**WHAT YOU ARE ASKED TO DO**:
Repeat the listing below in full, exactly as it stands.

**RAW DATA**:
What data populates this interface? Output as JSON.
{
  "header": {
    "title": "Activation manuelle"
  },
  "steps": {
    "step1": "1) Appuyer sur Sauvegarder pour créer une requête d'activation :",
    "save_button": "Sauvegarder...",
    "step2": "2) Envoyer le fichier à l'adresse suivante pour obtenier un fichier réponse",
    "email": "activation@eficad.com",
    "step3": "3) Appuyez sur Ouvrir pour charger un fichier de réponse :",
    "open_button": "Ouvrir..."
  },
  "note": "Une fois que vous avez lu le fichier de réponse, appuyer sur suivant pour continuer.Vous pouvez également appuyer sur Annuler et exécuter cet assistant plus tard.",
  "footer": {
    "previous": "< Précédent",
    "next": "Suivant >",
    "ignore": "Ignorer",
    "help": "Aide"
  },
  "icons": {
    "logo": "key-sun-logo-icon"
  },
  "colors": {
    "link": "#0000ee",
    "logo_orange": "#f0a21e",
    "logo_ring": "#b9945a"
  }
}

**RESPONSE BELOW**:
What data populates this interface? Output as JSON.
{
  "header": {
    "title": "Activation manuelle"
  },
  "steps": {
    "step1": "1) Appuyer sur Sauvegarder pour créer une requête d'activation :",
    "save_button": "Sauvegarder...",
    "step2": "2) Envoyer le fichier à l'adresse suivante pour obtenier un fichier réponse",
    "email": "activation@eficad.com",
    "step3": "3) Appuyez sur Ouvrir pour charger un fichier de réponse :",
    "open_button": "Ouvrir..."
  },
  "note": "Une fois que vous avez lu le fichier de réponse, appuyer sur suivant pour continuer.Vous pouvez également appuyer sur Annuler et exécuter cet assistant plus tard.",
  "footer": {
    "previous": "< Précédent",
    "next": "Suivant >",
    "ignore": "Ignorer",
    "help": "Aide"
  },
  "icons": {
    "logo": "key-sun-logo-icon"
  },
  "colors": {
    "link": "#0000ee",
    "logo_orange": "#f0a21e",
    "logo_ring": "#b9945a"
  }
}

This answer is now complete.